- **DESCRIPTION OF THE TASK**
Would you write the data out once more, exactly as it is?

==*==

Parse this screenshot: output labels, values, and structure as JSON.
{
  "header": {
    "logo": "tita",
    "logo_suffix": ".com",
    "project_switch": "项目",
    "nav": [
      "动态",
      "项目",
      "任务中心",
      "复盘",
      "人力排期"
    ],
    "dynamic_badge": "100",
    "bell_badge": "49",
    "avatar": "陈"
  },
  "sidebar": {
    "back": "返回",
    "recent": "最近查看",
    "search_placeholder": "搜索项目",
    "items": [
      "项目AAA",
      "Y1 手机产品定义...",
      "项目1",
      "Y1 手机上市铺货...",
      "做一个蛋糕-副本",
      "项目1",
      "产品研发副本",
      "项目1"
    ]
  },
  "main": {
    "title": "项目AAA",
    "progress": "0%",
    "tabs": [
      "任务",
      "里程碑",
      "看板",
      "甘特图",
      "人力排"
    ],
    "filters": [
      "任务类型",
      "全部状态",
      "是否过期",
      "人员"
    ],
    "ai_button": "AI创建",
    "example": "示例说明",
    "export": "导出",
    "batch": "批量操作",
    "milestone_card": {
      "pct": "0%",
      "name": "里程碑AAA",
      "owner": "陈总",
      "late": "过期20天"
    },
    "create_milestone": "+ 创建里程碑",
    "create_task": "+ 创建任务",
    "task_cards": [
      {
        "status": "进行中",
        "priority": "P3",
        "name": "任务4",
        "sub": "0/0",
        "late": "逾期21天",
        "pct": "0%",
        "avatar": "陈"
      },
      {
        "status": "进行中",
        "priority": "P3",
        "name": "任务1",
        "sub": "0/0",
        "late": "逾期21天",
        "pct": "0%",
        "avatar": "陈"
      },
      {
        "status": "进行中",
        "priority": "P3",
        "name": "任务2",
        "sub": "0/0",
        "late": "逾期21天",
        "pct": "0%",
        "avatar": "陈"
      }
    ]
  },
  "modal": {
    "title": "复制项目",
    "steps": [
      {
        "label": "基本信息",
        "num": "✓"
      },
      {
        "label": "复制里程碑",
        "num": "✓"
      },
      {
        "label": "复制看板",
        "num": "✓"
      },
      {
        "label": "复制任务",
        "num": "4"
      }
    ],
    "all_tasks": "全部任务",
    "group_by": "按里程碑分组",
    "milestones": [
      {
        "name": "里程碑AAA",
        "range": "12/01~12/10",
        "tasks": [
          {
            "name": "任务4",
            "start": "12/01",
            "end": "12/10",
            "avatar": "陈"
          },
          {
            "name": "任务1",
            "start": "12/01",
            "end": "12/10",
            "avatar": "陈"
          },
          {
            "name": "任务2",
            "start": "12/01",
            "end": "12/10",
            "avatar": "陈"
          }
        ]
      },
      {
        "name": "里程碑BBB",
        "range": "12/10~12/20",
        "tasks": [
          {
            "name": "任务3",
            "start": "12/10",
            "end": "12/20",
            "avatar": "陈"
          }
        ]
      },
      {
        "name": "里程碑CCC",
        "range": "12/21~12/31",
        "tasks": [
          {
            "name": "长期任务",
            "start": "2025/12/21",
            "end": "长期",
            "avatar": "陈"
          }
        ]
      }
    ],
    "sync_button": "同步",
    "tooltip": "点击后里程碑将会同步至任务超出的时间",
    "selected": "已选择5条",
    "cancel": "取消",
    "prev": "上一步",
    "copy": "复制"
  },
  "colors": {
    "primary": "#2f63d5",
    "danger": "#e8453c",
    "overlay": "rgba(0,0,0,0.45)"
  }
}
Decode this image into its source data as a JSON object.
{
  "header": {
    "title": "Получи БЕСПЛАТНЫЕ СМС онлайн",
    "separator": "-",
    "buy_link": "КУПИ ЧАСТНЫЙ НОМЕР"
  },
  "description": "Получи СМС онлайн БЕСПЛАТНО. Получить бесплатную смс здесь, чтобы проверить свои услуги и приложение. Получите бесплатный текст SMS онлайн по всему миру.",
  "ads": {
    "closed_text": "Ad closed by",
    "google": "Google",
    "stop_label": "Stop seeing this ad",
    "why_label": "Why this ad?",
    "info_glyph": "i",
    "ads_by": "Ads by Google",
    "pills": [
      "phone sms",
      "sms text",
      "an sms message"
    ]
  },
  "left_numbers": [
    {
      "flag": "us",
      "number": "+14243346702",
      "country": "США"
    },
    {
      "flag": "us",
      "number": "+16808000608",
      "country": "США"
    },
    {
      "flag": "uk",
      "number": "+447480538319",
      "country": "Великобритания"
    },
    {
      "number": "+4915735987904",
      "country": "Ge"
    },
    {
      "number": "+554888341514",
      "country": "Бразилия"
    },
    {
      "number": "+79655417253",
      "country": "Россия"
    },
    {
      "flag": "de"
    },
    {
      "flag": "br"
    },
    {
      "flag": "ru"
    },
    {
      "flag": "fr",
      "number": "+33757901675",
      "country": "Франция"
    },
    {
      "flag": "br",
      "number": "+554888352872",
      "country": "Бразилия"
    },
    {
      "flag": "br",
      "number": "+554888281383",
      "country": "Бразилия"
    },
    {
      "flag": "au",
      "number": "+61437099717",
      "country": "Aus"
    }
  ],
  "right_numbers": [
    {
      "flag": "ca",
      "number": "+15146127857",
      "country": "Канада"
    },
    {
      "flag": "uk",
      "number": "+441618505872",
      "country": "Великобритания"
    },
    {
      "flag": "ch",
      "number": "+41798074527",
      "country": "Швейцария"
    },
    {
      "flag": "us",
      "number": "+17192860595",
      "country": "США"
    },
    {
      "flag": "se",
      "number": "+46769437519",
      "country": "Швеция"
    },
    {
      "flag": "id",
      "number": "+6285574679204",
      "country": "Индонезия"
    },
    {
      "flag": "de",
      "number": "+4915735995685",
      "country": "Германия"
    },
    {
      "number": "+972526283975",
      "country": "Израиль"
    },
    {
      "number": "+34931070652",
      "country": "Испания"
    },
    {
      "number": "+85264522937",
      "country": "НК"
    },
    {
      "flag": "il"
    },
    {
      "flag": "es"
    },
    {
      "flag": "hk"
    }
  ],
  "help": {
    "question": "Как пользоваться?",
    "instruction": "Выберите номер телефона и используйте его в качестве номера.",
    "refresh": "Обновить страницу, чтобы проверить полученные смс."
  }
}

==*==

- **FINAL ANSWER**
Parse this screenshot: output labels, values, and structure as JSON.
{
  "header": {
    "logo": "tita",
    "logo_suffix": ".com",
    "project_switch": "项目",
    "nav": [
      "动态",
      "项目",
      "任务中心",
      "复盘",
      "人力排期"
    ],
    "dynamic_badge": "100",
    "bell_badge": "49",
    "avatar": "陈"
  },
  "sidebar": {
    "back": "返回",
    "recent": "最近查看",
    "search_placeholder": "搜索项目",
    "items": [
      "项目AAA",
      "Y1 手机产品定义...",
      "项目1",
      "Y1 手机上市铺货...",
      "做一个蛋糕-副本",
      "项目1",
      "产品研发副本",
      "项目1"
    ]
  },
  "main": {
    "title": "项目AAA",
    "progress": "0%",
    "tabs": [
      "任务",
      "里程碑",
      "看板",
      "甘特图",
      "人力排"
    ],
    "filters": [
      "任务类型",
      "全部状态",
      "是否过期",
      "人员"
    ],
    "ai_button": "AI创建",
    "example": "示例说明",
    "export": "导出",
    "batch": "批量操作",
    "milestone_card": {
      "pct": "0%",
      "name": "里程碑AAA",
      "owner": "陈总",
      "late": "过期20天"
    },
    "create_milestone": "+ 创建里程碑",
    "create_task": "+ 创建任务",
    "task_cards": [
      {
        "status": "进行中",
        "priority": "P3",
        "name": "任务4",
        "sub": "0/0",
        "late": "逾期21天",
        "pct": "0%",
        "avatar": "陈"
      },
      {
        "status": "进行中",
        "priority": "P3",
        "name": "任务1",
        "sub": "0/0",
        "late": "逾期21天",
        "pct": "0%",
        "avatar": "陈"
      },
      {
        "status": "进行中",
        "priority": "P3",
        "name": "任务2",
        "sub": "0/0",
        "late": "逾期21天",
        "pct": "0%",
        "avatar": "陈"
      }
    ]
  },
  "modal": {
    "title": "复制项目",
    "steps": [
      {
        "label": "基本信息",
        "num": "✓"
      },
      {
        "label": "复制里程碑",
        "num": "✓"
      },
      {
        "label": "复制看板",
        "num": "✓"
      },
      {
        "label": "复制任务",
        "num": "4"
      }
    ],
    "all_tasks": "全部任务",
    "group_by": "按里程碑分组",
    "milestones": [
      {
        "name": "里程碑AAA",
        "range": "12/01~12/10",
        "tasks": [
          {
            "name": "任务4",
            "start": "12/01",
            "end": "12/10",
            "avatar": "陈"
          },
          {
            "name": "任务1",
            "start": "12/01",
            "end": "12/10",
            "avatar": "陈"
          },
          {
            "name": "任务2",
            "start": "12/01",
            "end": "12/10",
            "avatar": "陈"
          }
        ]
      },
      {
        "name": "里程碑BBB",
        "range": "12/10~12/20",
        "tasks": [
          {
            "name": "任务3",
            "start": "12/10",
            "end": "12/20",
            "avatar": "陈"
          }
        ]
      },
      {
        "name": "里程碑CCC",
        "range": "12/21~12/31",
        "tasks": [
          {
            "name": "长期任务",
            "start": "2025/12/21",
            "end": "长期",
            "avatar": "陈"
          }
        ]
      }
    ],
    "sync_button": "同步",
    "tooltip": "点击后里程碑将会同步至任务超出的时间",
    "selected": "已选择5条",
    "cancel": "取消",
    "prev": "上一步",
    "copy": "复制"
  },
  "colors": {
    "primary": "#2f63d5",
    "danger": "#e8453c",
    "overlay": "rgba(0,0,0,0.45)"
  }
}
Decode this image into its source data as a JSON object.
{
  "header": {
    "title": "Получи БЕСПЛАТНЫЕ СМС онлайн",
    "separator": "-",
    "buy_link": "КУПИ ЧАСТНЫЙ НОМЕР"
  },
  "description": "Получи СМС онлайн БЕСПЛАТНО. Получить бесплатную смс здесь, чтобы проверить свои услуги и приложение. Получите бесплатный текст SMS онлайн по всему миру.",
  "ads": {
    "closed_text": "Ad closed by",
    "google": "Google",
    "stop_label": "Stop seeing this ad",
    "why_label": "Why this ad?",
    "info_glyph": "i",
    "ads_by": "Ads by Google",
    "pills": [
      "phone sms",
      "sms text",
      "an sms message"
    ]
  },
  "left_numbers": [
    {
      "flag": "us",
      "number": "+14243346702",
      "country": "США"
    },
    {
      "flag": "us",
      "number": "+16808000608",
      "country": "США"
    },
    {
      "flag": "uk",
      "number": "+447480538319",
      "country": "Великобритания"
    },
    {
      "number": "+4915735987904",
      "country": "Ge"
    },
    {
      "number": "+554888341514",
      "country": "Бразилия"
    },
    {
      "number": "+79655417253",
      "country": "Россия"
    },
    {
      "flag": "de"
    },
    {
      "flag": "br"
    },
    {
      "flag": "ru"
    },
    {
      "flag": "fr",
      "number": "+33757901675",
      "country": "Франция"
    },
    {
      "flag": "br",
      "number": "+554888352872",
      "country": "Бразилия"
    },
    {
      "flag": "br",
      "number": "+554888281383",
      "country": "Бразилия"
    },
    {
      "flag": "au",
      "number": "+61437099717",
      "country": "Aus"
    }
  ],
  "right_numbers": [
    {
      "flag": "ca",
      "number": "+15146127857",
      "country": "Канада"
    },
    {
      "flag": "uk",
      "number": "+441618505872",
      "country": "Великобритания"
    },
    {
      "flag": "ch",
      "number": "+41798074527",
      "country": "Швейцария"
    },
    {
      "flag": "us",
      "number": "+17192860595",
      "country": "США"
    },
    {
      "flag": "se",
      "number": "+46769437519",
      "country": "Швеция"
    },
    {
      "flag": "id",
      "number": "+6285574679204",
      "country": "Индонезия"
    },
    {
      "flag": "de",
      "number": "+4915735995685",
      "country": "Германия"
    },
    {
      "number": "+972526283975",
      "country": "Израиль"
    },
    {
      "number": "+34931070652",
      "country": "Испания"
    },
    {
      "number": "+85264522937",
      "country": "НК"
    },
    {
      "flag": "il"
    },
    {
      "flag": "es"
    },
    {
      "flag": "hk"
    }
  ],
  "help": {
    "question": "Как пользоваться?",
    "instruction": "Выберите номер телефона и используйте его в качестве номера.",
    "refresh": "Обновить страницу, чтобы проверить полученные смс."
  }
}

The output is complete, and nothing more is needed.